It's pretty easy, actually. Just set that fine mesh strainer of yours over a bowl, line it with a couple layers of cheesecloth, and dump a tub of plain yogurt in there. Cover it up with plastic wrap (fats absorb odors like you wouldn't believe, so if you don't cover your yogurt it will end up tasting vaguely like just about everything in your fridge; this is also the number one reason why you should store your extra sticks of butter in the freezer) and put the whole thing in the fridge overnight. Next day you'll see that the bowl is full of whey (which you don't need) and that your yogurt is thick (heh) and creamy (heh) and tangy (heh) and delicious.

The other main ingredient is herbs. Now, I don't care which herbs you use because in this recipe I've used just about every herb known to humankind (lies). But since there is no actual cooking going on whatsoever, you really, really, REALLY MUST use fresh herbs. I'll even give you some suggestions: tarragon goes great with beef, mint is a natural with lamb, dill plays well with fish, chives are awesome with potatoes, AND SO ON AND SO FORTH.

Let's go shopping.
  • 1 small container of plain Greek yogurt
  • 2 tablespoons of shallots, minced finely
  • 3-4 tablespoons of chopped fresh herbs (here I used dill)
  • A squeeze of lemon juice
  • A drizzle of olive oil
  • Salt and pepper to taste.

Mix everything up in a bowl, give it a taste, and adjust the seasonings to your liking.

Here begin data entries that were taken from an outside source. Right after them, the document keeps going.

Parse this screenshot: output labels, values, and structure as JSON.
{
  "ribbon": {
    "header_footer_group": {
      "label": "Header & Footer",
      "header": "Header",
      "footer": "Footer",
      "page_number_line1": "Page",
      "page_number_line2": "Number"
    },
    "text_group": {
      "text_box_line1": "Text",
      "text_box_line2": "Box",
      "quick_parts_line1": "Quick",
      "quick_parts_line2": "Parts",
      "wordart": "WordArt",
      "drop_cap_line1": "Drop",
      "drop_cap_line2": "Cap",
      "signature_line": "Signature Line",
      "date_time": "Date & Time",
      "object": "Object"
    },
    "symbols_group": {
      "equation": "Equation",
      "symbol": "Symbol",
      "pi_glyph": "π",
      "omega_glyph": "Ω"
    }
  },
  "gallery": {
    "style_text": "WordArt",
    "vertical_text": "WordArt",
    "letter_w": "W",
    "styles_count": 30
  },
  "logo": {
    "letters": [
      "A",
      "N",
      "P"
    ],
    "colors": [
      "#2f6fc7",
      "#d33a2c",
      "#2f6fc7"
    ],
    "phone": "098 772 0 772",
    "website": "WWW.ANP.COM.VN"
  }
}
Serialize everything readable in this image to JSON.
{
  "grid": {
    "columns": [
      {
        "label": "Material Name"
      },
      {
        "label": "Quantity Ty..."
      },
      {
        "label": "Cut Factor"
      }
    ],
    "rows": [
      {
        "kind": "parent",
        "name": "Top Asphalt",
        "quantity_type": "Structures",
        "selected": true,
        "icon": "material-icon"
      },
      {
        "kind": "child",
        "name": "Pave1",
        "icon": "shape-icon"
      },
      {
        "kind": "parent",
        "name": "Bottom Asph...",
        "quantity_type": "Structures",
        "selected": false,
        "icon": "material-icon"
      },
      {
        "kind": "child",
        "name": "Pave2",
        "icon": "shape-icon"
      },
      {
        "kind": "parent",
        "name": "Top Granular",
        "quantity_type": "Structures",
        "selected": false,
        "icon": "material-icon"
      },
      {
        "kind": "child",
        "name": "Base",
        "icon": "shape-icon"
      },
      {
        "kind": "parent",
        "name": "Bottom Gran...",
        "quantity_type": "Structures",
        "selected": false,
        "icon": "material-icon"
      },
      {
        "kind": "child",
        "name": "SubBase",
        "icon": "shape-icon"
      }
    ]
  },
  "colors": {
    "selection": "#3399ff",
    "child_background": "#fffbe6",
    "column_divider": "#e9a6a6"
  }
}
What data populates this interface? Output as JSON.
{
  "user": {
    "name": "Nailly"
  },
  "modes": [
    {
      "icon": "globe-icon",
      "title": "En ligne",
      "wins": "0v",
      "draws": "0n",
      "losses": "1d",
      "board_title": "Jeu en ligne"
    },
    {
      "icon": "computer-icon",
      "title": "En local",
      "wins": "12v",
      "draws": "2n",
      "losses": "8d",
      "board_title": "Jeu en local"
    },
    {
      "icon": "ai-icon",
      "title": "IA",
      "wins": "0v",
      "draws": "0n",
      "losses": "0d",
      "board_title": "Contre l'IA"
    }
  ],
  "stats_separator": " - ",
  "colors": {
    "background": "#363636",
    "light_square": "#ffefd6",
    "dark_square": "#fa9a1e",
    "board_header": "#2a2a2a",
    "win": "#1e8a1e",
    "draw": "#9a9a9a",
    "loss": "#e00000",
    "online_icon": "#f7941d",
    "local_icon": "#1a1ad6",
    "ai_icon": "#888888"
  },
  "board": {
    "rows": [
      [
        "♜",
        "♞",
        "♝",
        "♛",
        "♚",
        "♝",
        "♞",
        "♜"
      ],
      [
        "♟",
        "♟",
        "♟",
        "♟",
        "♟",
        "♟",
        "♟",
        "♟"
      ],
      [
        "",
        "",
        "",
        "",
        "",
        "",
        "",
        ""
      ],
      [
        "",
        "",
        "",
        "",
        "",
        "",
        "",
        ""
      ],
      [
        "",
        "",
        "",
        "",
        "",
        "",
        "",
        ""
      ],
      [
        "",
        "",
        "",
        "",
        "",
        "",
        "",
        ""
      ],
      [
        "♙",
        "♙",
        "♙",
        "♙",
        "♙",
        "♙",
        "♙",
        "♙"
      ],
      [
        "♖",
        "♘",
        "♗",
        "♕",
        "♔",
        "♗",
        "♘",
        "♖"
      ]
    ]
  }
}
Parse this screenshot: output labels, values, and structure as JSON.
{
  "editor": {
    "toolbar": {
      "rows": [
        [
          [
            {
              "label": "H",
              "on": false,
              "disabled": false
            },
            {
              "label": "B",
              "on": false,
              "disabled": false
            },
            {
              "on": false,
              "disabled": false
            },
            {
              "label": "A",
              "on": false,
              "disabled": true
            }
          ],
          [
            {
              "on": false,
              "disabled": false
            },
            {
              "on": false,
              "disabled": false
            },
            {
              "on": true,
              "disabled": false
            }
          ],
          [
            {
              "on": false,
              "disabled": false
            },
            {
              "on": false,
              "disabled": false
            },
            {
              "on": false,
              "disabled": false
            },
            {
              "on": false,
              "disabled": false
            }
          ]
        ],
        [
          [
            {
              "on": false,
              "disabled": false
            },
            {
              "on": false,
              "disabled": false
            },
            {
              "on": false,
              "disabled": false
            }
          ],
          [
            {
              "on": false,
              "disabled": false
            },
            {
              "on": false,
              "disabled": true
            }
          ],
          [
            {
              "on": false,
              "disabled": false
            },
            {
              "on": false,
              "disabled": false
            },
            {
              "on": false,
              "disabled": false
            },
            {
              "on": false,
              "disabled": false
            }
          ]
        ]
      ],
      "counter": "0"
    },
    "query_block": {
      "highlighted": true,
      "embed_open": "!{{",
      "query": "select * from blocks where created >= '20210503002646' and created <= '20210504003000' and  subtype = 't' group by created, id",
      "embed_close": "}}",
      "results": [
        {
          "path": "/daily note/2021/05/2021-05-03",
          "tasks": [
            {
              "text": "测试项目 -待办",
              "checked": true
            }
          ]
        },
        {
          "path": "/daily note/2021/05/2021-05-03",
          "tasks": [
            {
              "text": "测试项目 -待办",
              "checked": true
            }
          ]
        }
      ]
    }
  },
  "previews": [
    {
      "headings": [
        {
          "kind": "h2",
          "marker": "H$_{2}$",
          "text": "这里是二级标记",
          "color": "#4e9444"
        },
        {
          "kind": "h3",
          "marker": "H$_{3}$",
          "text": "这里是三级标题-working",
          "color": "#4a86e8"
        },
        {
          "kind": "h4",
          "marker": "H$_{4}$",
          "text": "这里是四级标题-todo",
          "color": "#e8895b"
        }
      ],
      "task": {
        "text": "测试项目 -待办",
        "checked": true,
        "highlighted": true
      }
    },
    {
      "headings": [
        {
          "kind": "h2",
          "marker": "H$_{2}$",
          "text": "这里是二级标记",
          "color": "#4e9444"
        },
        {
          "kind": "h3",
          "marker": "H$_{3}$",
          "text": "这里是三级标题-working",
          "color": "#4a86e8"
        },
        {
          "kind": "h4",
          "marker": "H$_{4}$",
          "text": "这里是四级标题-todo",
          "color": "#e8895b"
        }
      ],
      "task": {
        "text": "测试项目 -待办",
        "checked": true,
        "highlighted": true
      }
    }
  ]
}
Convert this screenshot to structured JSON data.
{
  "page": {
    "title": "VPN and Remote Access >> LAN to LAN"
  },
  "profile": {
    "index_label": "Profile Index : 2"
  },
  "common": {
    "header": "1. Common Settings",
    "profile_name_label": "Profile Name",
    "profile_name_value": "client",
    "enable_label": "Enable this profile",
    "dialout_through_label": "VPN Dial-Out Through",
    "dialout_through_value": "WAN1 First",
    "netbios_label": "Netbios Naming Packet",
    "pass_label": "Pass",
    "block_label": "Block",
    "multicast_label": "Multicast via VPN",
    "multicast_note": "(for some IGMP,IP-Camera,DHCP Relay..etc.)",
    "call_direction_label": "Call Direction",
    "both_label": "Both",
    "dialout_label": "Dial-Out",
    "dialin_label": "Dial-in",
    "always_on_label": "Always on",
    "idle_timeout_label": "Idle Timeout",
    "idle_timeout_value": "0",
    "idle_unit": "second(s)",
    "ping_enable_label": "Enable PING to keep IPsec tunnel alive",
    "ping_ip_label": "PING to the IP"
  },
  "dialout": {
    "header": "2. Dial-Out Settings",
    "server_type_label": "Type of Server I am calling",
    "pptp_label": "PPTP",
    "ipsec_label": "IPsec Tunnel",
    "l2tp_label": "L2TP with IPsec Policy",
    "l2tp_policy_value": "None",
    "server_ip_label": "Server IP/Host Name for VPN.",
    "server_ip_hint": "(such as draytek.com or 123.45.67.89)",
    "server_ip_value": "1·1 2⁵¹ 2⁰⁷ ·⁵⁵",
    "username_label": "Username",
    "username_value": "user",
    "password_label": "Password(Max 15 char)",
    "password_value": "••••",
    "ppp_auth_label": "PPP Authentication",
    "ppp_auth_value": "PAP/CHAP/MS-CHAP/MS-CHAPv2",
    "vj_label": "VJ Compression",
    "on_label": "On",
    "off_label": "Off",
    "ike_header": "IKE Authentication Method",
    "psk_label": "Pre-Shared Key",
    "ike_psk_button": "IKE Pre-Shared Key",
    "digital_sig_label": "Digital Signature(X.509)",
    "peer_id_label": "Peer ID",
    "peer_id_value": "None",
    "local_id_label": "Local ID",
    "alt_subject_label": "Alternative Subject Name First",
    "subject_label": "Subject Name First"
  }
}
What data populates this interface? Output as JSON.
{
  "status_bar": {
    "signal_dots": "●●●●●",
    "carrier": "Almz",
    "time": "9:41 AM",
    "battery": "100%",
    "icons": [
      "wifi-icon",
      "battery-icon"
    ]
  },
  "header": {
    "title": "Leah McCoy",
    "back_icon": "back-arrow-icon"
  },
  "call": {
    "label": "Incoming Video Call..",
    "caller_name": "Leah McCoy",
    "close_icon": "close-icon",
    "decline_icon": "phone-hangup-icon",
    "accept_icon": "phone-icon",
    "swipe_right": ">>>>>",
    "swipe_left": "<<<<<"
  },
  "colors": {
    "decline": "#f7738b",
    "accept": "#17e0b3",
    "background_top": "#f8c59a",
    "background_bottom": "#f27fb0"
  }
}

Need more lemon? Add more lemon. Not salty enough? Add more salt. Too tangy? Add more olive oil. YOU GET IT.

Cover with plastic wrap and let it sit in the fridge for a bit to let all the flavors flavor each other. When you're ready to serve, remove the plastic wrap, give it another stir, and, um, serve.


  1. I think even I could handle this. Yay.

  2. That looks yummy. And easy! I bet I could still screw it up, though. Heh.

  3. This is my favorite blog, hands down.

  4. mg! and jennie! - it's pretty easy. for realsies.

    h!a! - yeah, until i give you food poisoning!

  5. This is almost exactly what I use when we serve falafels, minus the shallots, which I've never thought of including before! Yay! Now I will.

  6. oh, falafel! have you thought of adding diced cucumbers? also delicious!

  7. Ooooh, that does sound delicious! I usually just slice the cucumbers and serve them with the tomatoes, avocados, sprouts, etc. to put in the pita pockets alongside the falafel. But I bet they'd be good in the yogurt.

  8. Do Greek pigs say 'Oik'?

    I'm so tired.

  9. Aww, why so tired, peanut?